Lack of water and inadequate sanitation
A child’s well-being is highly dependent on both the quality and the availability of water, and on how well this precious resource is managed. Around the world, both biological disease agents and chemical pollutants are compromising drinking-water quality. Contaminated water causes a range of diseases which are often life-threatening. Of the waterborne diseases affecting children, the most deadly are diarrhoeal infections. Childhood diarrhoea is closely associated with insufficient water supply, inadequate sanitation, water contaminated with communicable disease agents, and poor hygiene practices.

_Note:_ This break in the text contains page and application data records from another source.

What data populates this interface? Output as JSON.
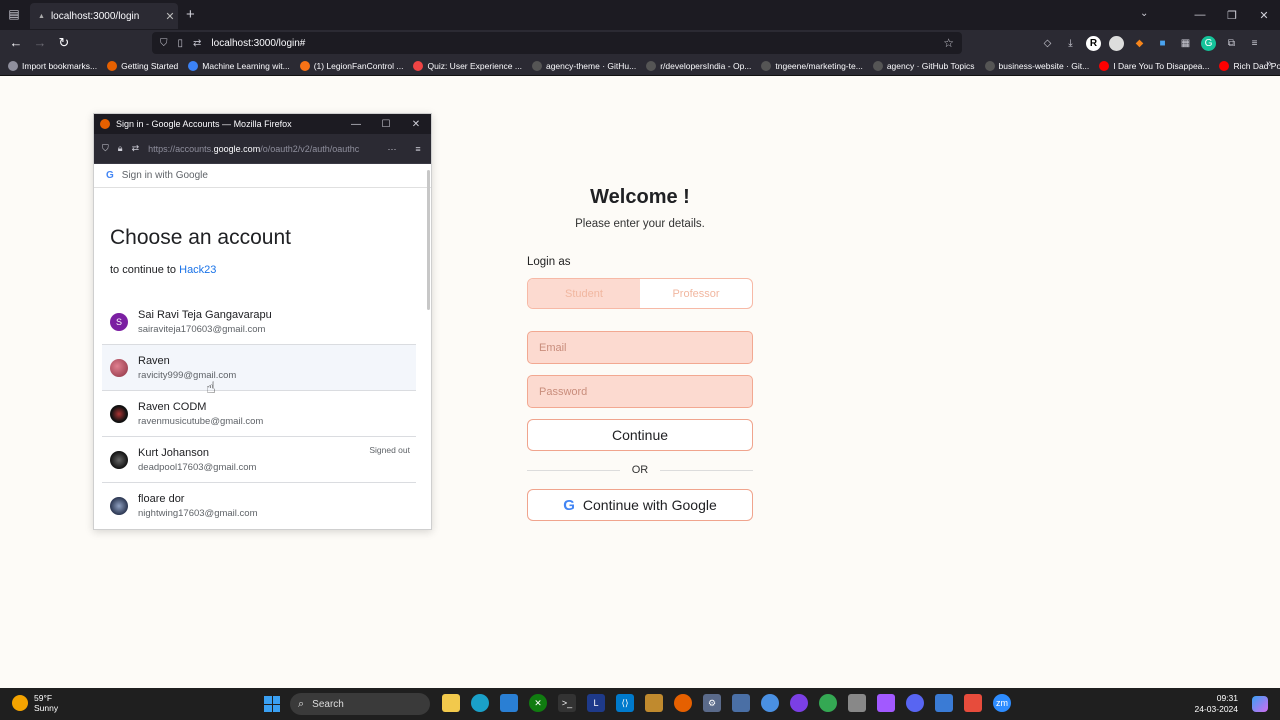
{
  "browser": {
    "tab_title": "localhost:3000/login",
    "url": "localhost:3000/login#",
    "bookmarks": [
      {
        "label": "Import bookmarks...",
        "color": "#8f8f9d"
      },
      {
        "label": "Getting Started",
        "color": "#e66000"
      },
      {
        "label": "Machine Learning wit...",
        "color": "#3b82f6"
      },
      {
        "label": "(1) LegionFanControl ...",
        "color": "#f97316"
      },
      {
        "label": "Quiz: User Experience ...",
        "color": "#ef4444"
      },
      {
        "label": "agency-theme · GitHu...",
        "color": "#444"
      },
      {
        "label": "r/developersIndia - Op...",
        "color": "#555"
      },
      {
        "label": "tngeene/marketing-te...",
        "color": "#444"
      },
      {
        "label": "agency · GitHub Topics",
        "color": "#444"
      },
      {
        "label": "business-website · Git...",
        "color": "#444"
      },
      {
        "label": "I Dare You To Disappea...",
        "color": "#ff0000"
      },
      {
        "label": "Rich Dad Poor Dad by ...",
        "color": "#ff0000"
      }
    ]
  },
  "popup": {
    "window_title": "Sign in - Google Accounts — Mozilla Firefox",
    "url_prefix": "https://accounts.",
    "url_domain": "google.com",
    "url_suffix": "/o/oauth2/v2/auth/oauthc",
    "sign_in_with": "Sign in with Google",
    "title": "Choose an account",
    "subtitle_prefix": "to continue to",
    "app_name": "Hack23",
    "accounts": [
      {
        "name": "Sai Ravi Teja Gangavarapu",
        "email": "sairaviteja170603@gmail.com",
        "status": "",
        "initial": "S",
        "color": "#7b1fa2"
      },
      {
        "name": "Raven",
        "email": "ravicity999@gmail.com",
        "status": "",
        "initial": "",
        "color": "#c2606b"
      },
      {
        "name": "Raven CODM",
        "email": "ravenmusicutube@gmail.com",
        "status": "",
        "initial": "",
        "color": "#222222"
      },
      {
        "name": "Kurt Johanson",
        "email": "deadpool17603@gmail.com",
        "status": "Signed out",
        "initial": "",
        "color": "#333333"
      },
      {
        "name": "floare dor",
        "email": "nightwing17603@gmail.com",
        "status": "",
        "initial": "",
        "color": "#4a5a7a"
      }
    ]
  },
  "login": {
    "title": "Welcome !",
    "subtitle": "Please enter your details.",
    "login_as": "Login as",
    "role_student": "Student",
    "role_professor": "Professor",
    "email_placeholder": "Email",
    "password_placeholder": "Password",
    "continue_label": "Continue",
    "or_label": "OR",
    "google_label": "Continue with Google"
  },
  "taskbar": {
    "temp": "59°F",
    "weather": "Sunny",
    "search": "Search",
    "time": "09:31",
    "date": "24-03-2024"
  }
}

In 2015, 526 000 deaths of children under five were attributable to diarrhoea. This is a significant improvement from the 1.2 million diarrhoeal child deaths under five in 2000, due in part to improvements in WASH, along with better case management.